Environment and the lungs

Thomas L. Petty, M.D.

Professor of Medicine, 
University of Colorado

Chairman, National Lung Health Education Program (NLHEP)


National Lung Health Education Program
A collaborative project with



HealthOne Center
1850 High Street
Denver, CO 80218
Phone: 303 839 6755
Fax: 303 832 8137
e-mail: nlhep@aol.com

The Environment and The Lungs

July 1995
PEP Pioneers
Second Wind
Torrance, California

     Dear Friends,

     I have just returned from the 38th Aspen Lung Conference.  This year’s topic was the environment and the lung.  The lung is by far the largest organ of the body which is in constant and intimate contact with the environment for the obvious reasons of the need to inhale oxygen and exhale carbon dioxide.  We take in more air by weight than food or water each day.

The conference brought experts from Australia, Colombia, Europe, Israel, North America, and South Africa together.  Some were scientists including epidemiologists and cell biologists.  Others were clinician teachers and clinical researchers.  I felt sorry that no attendees came from China, India, Mexico, or Russia,  where air pollution and working conditions are much worse  than in our part of the world.

The major messages focused on how the lung responds to hostile inhalants and how exquisitely it has evolved in order to protect itself and its owner, i.e., the patient, from injury and death.

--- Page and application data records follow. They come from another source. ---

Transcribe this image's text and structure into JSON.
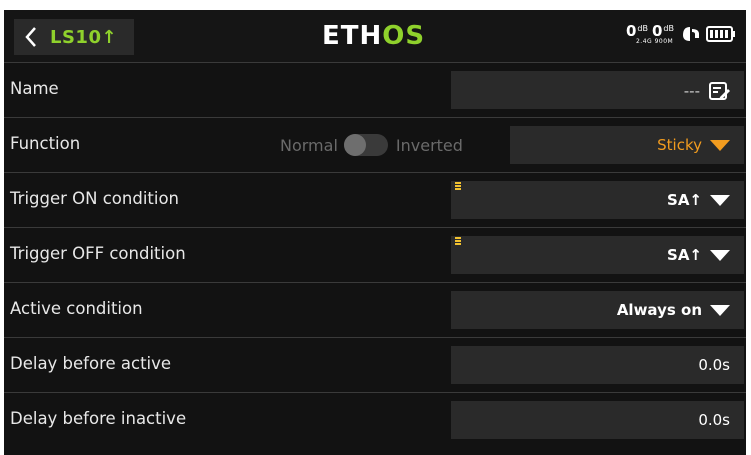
{
  "header": {
    "back_label": "LS10↑",
    "logo_main": "ETH",
    "logo_accent": "OS",
    "rssi": {
      "value_24": "0",
      "value_900": "0",
      "unit": "dB",
      "band_24": "2.4G",
      "band_900": "900M"
    }
  },
  "rows": {
    "name": {
      "label": "Name",
      "value": "---"
    },
    "function": {
      "label": "Function",
      "normal": "Normal",
      "inverted": "Inverted",
      "value": "Sticky",
      "inverted_on": false
    },
    "trigger_on": {
      "label": "Trigger ON condition",
      "value": "SA↑"
    },
    "trigger_off": {
      "label": "Trigger OFF condition",
      "value": "SA↑"
    },
    "active": {
      "label": "Active condition",
      "value": "Always on"
    },
    "delay_active": {
      "label": "Delay before active",
      "value": "0.0s"
    },
    "delay_inactive": {
      "label": "Delay before inactive",
      "value": "0.0s"
    }
  },
  "colors": {
    "accent_green": "#8fd12c",
    "accent_orange": "#f29c1f",
    "background": "#121212",
    "field": "#2a2a2a"
  }
}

Environmental toxins found in industry and in our air and how they affect the lung and sometimes cause disease received abundant emphasis.  But the most hostile environmental pollutant is tobacco smoke, which kills 450,000 Americans each year.   Isn’t it a paradox that more Colombians die of American tobacco (smoke) than American die of Colombian cocaine!

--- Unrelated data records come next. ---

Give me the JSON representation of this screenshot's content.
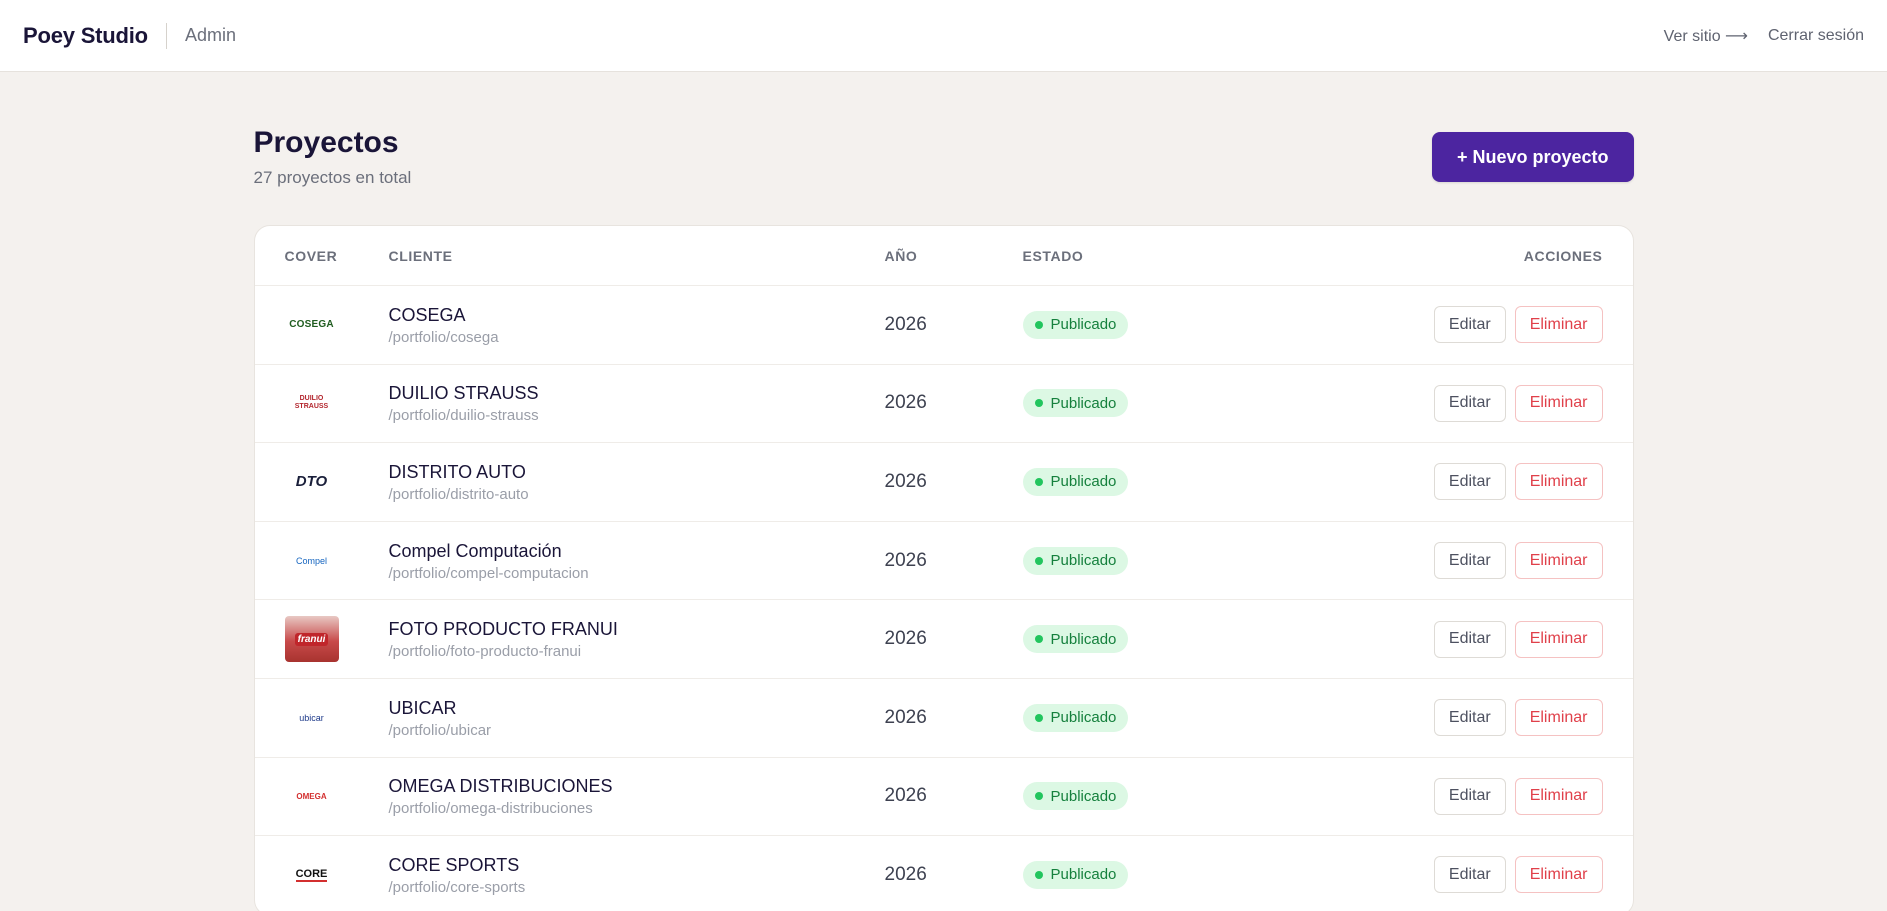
{
  "header": {
    "brand": "Poey Studio",
    "section": "Admin",
    "view_site": "Ver sitio ⟶",
    "logout": "Cerrar sesión"
  },
  "page": {
    "title": "Proyectos",
    "count": "27 proyectos en total",
    "new_button": "+ Nuevo proyecto"
  },
  "table": {
    "columns": {
      "cover": "COVER",
      "client": "CLIENTE",
      "year": "AÑO",
      "status": "ESTADO",
      "actions": "ACCIONES"
    },
    "edit_label": "Editar",
    "delete_label": "Eliminar",
    "rows": [
      {
        "client": "COSEGA",
        "slug": "/portfolio/cosega",
        "year": "2026",
        "status": "Publicado",
        "cover_logo": "COSEGA"
      },
      {
        "client": "DUILIO STRAUSS",
        "slug": "/portfolio/duilio-strauss",
        "year": "2026",
        "status": "Publicado",
        "cover_logo": "DUILIO STRAUSS"
      },
      {
        "client": "DISTRITO AUTO",
        "slug": "/portfolio/distrito-auto",
        "year": "2026",
        "status": "Publicado",
        "cover_logo": "DTO"
      },
      {
        "client": "Compel Computación",
        "slug": "/portfolio/compel-computacion",
        "year": "2026",
        "status": "Publicado",
        "cover_logo": "Compel"
      },
      {
        "client": "FOTO PRODUCTO FRANUI",
        "slug": "/portfolio/foto-producto-franui",
        "year": "2026",
        "status": "Publicado",
        "cover_logo": "franui"
      },
      {
        "client": "UBICAR",
        "slug": "/portfolio/ubicar",
        "year": "2026",
        "status": "Publicado",
        "cover_logo": "ubicar"
      },
      {
        "client": "OMEGA DISTRIBUCIONES",
        "slug": "/portfolio/omega-distribuciones",
        "year": "2026",
        "status": "Publicado",
        "cover_logo": "OMEGA"
      },
      {
        "client": "CORE SPORTS",
        "slug": "/portfolio/core-sports",
        "year": "2026",
        "status": "Publicado",
        "cover_logo": "CORE"
      }
    ]
  },
  "colors": {
    "primary": "#4c25a0",
    "published_bg": "#dcf8e4",
    "published_text": "#15803d",
    "delete": "#e0404a"
  }
}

I’ll be in touch next month.

     Sincerely yours,

     Thomas Petty, MD

Last update:
11 April 2002